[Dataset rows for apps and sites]
====

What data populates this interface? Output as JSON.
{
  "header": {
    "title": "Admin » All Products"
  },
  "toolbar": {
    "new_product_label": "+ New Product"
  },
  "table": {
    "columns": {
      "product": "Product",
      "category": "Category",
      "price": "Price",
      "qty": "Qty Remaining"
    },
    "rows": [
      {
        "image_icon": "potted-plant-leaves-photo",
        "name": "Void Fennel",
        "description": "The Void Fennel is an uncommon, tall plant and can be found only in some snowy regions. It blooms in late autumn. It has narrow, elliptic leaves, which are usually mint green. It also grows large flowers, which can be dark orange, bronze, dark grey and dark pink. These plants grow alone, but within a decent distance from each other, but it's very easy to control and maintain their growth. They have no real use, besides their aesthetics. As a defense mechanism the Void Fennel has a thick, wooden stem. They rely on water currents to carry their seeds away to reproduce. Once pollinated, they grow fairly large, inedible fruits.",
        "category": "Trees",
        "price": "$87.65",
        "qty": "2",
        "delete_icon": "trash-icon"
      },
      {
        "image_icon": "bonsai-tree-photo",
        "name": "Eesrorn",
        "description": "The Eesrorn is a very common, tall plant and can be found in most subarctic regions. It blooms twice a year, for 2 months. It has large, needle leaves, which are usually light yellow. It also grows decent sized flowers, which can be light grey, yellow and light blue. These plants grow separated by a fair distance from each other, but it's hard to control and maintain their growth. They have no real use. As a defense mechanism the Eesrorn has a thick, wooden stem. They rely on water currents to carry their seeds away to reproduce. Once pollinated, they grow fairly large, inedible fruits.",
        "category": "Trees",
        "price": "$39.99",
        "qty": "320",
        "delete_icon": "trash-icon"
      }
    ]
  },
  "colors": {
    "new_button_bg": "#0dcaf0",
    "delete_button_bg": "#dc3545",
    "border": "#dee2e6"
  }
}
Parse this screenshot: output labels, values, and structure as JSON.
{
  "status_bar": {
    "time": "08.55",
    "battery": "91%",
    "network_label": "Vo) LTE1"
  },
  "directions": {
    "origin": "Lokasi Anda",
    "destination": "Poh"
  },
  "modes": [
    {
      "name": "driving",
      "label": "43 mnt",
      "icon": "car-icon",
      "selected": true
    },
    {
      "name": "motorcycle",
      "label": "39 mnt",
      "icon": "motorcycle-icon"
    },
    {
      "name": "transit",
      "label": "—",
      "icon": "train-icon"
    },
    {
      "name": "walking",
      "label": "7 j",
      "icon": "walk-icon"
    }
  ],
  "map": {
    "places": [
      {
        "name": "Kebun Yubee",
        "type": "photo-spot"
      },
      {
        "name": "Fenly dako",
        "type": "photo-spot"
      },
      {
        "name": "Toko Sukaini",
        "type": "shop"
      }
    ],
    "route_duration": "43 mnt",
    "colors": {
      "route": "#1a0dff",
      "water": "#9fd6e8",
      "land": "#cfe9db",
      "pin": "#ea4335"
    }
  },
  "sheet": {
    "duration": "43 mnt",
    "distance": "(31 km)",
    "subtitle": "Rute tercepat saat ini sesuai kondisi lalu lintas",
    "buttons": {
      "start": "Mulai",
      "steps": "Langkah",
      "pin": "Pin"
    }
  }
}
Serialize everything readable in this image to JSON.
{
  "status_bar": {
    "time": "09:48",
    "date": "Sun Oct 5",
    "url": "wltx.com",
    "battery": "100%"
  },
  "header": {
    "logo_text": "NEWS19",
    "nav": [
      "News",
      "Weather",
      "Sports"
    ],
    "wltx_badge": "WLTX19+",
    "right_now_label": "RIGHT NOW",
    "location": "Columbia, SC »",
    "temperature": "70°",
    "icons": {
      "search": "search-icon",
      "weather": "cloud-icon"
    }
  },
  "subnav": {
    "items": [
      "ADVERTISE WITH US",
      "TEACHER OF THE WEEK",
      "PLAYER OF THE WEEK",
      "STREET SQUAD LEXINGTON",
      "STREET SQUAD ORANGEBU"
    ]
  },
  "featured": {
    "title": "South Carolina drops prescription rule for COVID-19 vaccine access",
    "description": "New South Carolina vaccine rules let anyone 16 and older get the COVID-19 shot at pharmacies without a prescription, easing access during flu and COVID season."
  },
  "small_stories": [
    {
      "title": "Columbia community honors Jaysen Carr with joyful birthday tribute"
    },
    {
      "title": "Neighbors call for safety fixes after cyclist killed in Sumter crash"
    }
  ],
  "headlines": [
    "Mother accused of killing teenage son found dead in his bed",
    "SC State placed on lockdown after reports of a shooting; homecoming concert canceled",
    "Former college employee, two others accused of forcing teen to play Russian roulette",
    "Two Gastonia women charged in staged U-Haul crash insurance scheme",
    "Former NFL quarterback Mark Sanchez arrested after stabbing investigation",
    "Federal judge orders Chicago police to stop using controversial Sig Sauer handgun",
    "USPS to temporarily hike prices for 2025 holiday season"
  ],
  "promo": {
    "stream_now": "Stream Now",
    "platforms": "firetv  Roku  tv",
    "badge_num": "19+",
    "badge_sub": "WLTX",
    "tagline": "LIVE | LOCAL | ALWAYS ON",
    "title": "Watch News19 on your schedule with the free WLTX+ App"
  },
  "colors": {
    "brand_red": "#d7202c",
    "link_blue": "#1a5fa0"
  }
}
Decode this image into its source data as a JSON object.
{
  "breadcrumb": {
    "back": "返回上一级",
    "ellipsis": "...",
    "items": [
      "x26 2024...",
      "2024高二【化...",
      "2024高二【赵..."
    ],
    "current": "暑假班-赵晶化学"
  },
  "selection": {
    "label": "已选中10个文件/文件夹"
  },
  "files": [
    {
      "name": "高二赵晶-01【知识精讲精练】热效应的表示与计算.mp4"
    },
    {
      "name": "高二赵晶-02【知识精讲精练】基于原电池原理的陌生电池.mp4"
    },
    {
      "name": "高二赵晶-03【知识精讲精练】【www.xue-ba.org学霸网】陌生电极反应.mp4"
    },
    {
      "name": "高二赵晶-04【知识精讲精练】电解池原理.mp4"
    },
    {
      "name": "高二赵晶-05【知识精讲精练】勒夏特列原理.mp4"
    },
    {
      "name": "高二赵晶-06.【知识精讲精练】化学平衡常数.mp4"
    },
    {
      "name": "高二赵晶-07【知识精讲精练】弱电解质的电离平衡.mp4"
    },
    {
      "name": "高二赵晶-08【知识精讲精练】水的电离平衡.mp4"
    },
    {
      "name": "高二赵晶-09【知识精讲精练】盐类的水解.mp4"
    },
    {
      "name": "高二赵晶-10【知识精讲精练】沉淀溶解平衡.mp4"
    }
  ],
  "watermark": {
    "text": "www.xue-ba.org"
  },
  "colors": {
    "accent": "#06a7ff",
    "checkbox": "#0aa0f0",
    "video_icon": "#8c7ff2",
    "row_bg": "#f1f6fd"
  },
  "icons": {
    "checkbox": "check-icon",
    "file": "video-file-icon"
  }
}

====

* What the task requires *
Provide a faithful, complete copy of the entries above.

* Task answer *
What data populates this interface? Output as JSON.
{
  "header": {
    "title": "Admin » All Products"
  },
  "toolbar": {
    "new_product_label": "+ New Product"
  },
  "table": {
    "columns": {
      "product": "Product",
      "category": "Category",
      "price": "Price",
      "qty": "Qty Remaining"
    },
    "rows": [
      {
        "image_icon": "potted-plant-leaves-photo",
        "name": "Void Fennel",
        "description": "The Void Fennel is an uncommon, tall plant and can be found only in some snowy regions. It blooms in late autumn. It has narrow, elliptic leaves, which are usually mint green. It also grows large flowers, which can be dark orange, bronze, dark grey and dark pink. These plants grow alone, but within a decent distance from each other, but it's very easy to control and maintain their growth. They have no real use, besides their aesthetics. As a defense mechanism the Void Fennel has a thick, wooden stem. They rely on water currents to carry their seeds away to reproduce. Once pollinated, they grow fairly large, inedible fruits.",
        "category": "Trees",
        "price": "$87.65",
        "qty": "2",
        "delete_icon": "trash-icon"
      },
      {
        "image_icon": "bonsai-tree-photo",
        "name": "Eesrorn",
        "description": "The Eesrorn is a very common, tall plant and can be found in most subarctic regions. It blooms twice a year, for 2 months. It has large, needle leaves, which are usually light yellow. It also grows decent sized flowers, which can be light grey, yellow and light blue. These plants grow separated by a fair distance from each other, but it's hard to control and maintain their growth. They have no real use. As a defense mechanism the Eesrorn has a thick, wooden stem. They rely on water currents to carry their seeds away to reproduce. Once pollinated, they grow fairly large, inedible fruits.",
        "category": "Trees",
        "price": "$39.99",
        "qty": "320",
        "delete_icon": "trash-icon"
      }
    ]
  },
  "colors": {
    "new_button_bg": "#0dcaf0",
    "delete_button_bg": "#dc3545",
    "border": "#dee2e6"
  }
}
Parse this screenshot: output labels, values, and structure as JSON.
{
  "status_bar": {
    "time": "08.55",
    "battery": "91%",
    "network_label": "Vo) LTE1"
  },
  "directions": {
    "origin": "Lokasi Anda",
    "destination": "Poh"
  },
  "modes": [
    {
      "name": "driving",
      "label": "43 mnt",
      "icon": "car-icon",
      "selected": true
    },
    {
      "name": "motorcycle",
      "label": "39 mnt",
      "icon": "motorcycle-icon"
    },
    {
      "name": "transit",
      "label": "—",
      "icon": "train-icon"
    },
    {
      "name": "walking",
      "label": "7 j",
      "icon": "walk-icon"
    }
  ],
  "map": {
    "places": [
      {
        "name": "Kebun Yubee",
        "type": "photo-spot"
      },
      {
        "name": "Fenly dako",
        "type": "photo-spot"
      },
      {
        "name": "Toko Sukaini",
        "type": "shop"
      }
    ],
    "route_duration": "43 mnt",
    "colors": {
      "route": "#1a0dff",
      "water": "#9fd6e8",
      "land": "#cfe9db",
      "pin": "#ea4335"
    }
  },
  "sheet": {
    "duration": "43 mnt",
    "distance": "(31 km)",
    "subtitle": "Rute tercepat saat ini sesuai kondisi lalu lintas",
    "buttons": {
      "start": "Mulai",
      "steps": "Langkah",
      "pin": "Pin"
    }
  }
}
Serialize everything readable in this image to JSON.
{
  "status_bar": {
    "time": "09:48",
    "date": "Sun Oct 5",
    "url": "wltx.com",
    "battery": "100%"
  },
  "header": {
    "logo_text": "NEWS19",
    "nav": [
      "News",
      "Weather",
      "Sports"
    ],
    "wltx_badge": "WLTX19+",
    "right_now_label": "RIGHT NOW",
    "location": "Columbia, SC »",
    "temperature": "70°",
    "icons": {
      "search": "search-icon",
      "weather": "cloud-icon"
    }
  },
  "subnav": {
    "items": [
      "ADVERTISE WITH US",
      "TEACHER OF THE WEEK",
      "PLAYER OF THE WEEK",
      "STREET SQUAD LEXINGTON",
      "STREET SQUAD ORANGEBU"
    ]
  },
  "featured": {
    "title": "South Carolina drops prescription rule for COVID-19 vaccine access",
    "description": "New South Carolina vaccine rules let anyone 16 and older get the COVID-19 shot at pharmacies without a prescription, easing access during flu and COVID season."
  },
  "small_stories": [
    {
      "title": "Columbia community honors Jaysen Carr with joyful birthday tribute"
    },
    {
      "title": "Neighbors call for safety fixes after cyclist killed in Sumter crash"
    }
  ],
  "headlines": [
    "Mother accused of killing teenage son found dead in his bed",
    "SC State placed on lockdown after reports of a shooting; homecoming concert canceled",
    "Former college employee, two others accused of forcing teen to play Russian roulette",
    "Two Gastonia women charged in staged U-Haul crash insurance scheme",
    "Former NFL quarterback Mark Sanchez arrested after stabbing investigation",
    "Federal judge orders Chicago police to stop using controversial Sig Sauer handgun",
    "USPS to temporarily hike prices for 2025 holiday season"
  ],
  "promo": {
    "stream_now": "Stream Now",
    "platforms": "firetv  Roku  tv",
    "badge_num": "19+",
    "badge_sub": "WLTX",
    "tagline": "LIVE | LOCAL | ALWAYS ON",
    "title": "Watch News19 on your schedule with the free WLTX+ App"
  },
  "colors": {
    "brand_red": "#d7202c",
    "link_blue": "#1a5fa0"
  }
}
Decode this image into its source data as a JSON object.
{
  "breadcrumb": {
    "back": "返回上一级",
    "ellipsis": "...",
    "items": [
      "x26 2024...",
      "2024高二【化...",
      "2024高二【赵..."
    ],
    "current": "暑假班-赵晶化学"
  },
  "selection": {
    "label": "已选中10个文件/文件夹"
  },
  "files": [
    {
      "name": "高二赵晶-01【知识精讲精练】热效应的表示与计算.mp4"
    },
    {
      "name": "高二赵晶-02【知识精讲精练】基于原电池原理的陌生电池.mp4"
    },
    {
      "name": "高二赵晶-03【知识精讲精练】【www.xue-ba.org学霸网】陌生电极反应.mp4"
    },
    {
      "name": "高二赵晶-04【知识精讲精练】电解池原理.mp4"
    },
    {
      "name": "高二赵晶-05【知识精讲精练】勒夏特列原理.mp4"
    },
    {
      "name": "高二赵晶-06.【知识精讲精练】化学平衡常数.mp4"
    },
    {
      "name": "高二赵晶-07【知识精讲精练】弱电解质的电离平衡.mp4"
    },
    {
      "name": "高二赵晶-08【知识精讲精练】水的电离平衡.mp4"
    },
    {
      "name": "高二赵晶-09【知识精讲精练】盐类的水解.mp4"
    },
    {
      "name": "高二赵晶-10【知识精讲精练】沉淀溶解平衡.mp4"
    }
  ],
  "watermark": {
    "text": "www.xue-ba.org"
  },
  "colors": {
    "accent": "#06a7ff",
    "checkbox": "#0aa0f0",
    "video_icon": "#8c7ff2",
    "row_bg": "#f1f6fd"
  },
  "icons": {
    "checkbox": "check-icon",
    "file": "video-file-icon"
  }
}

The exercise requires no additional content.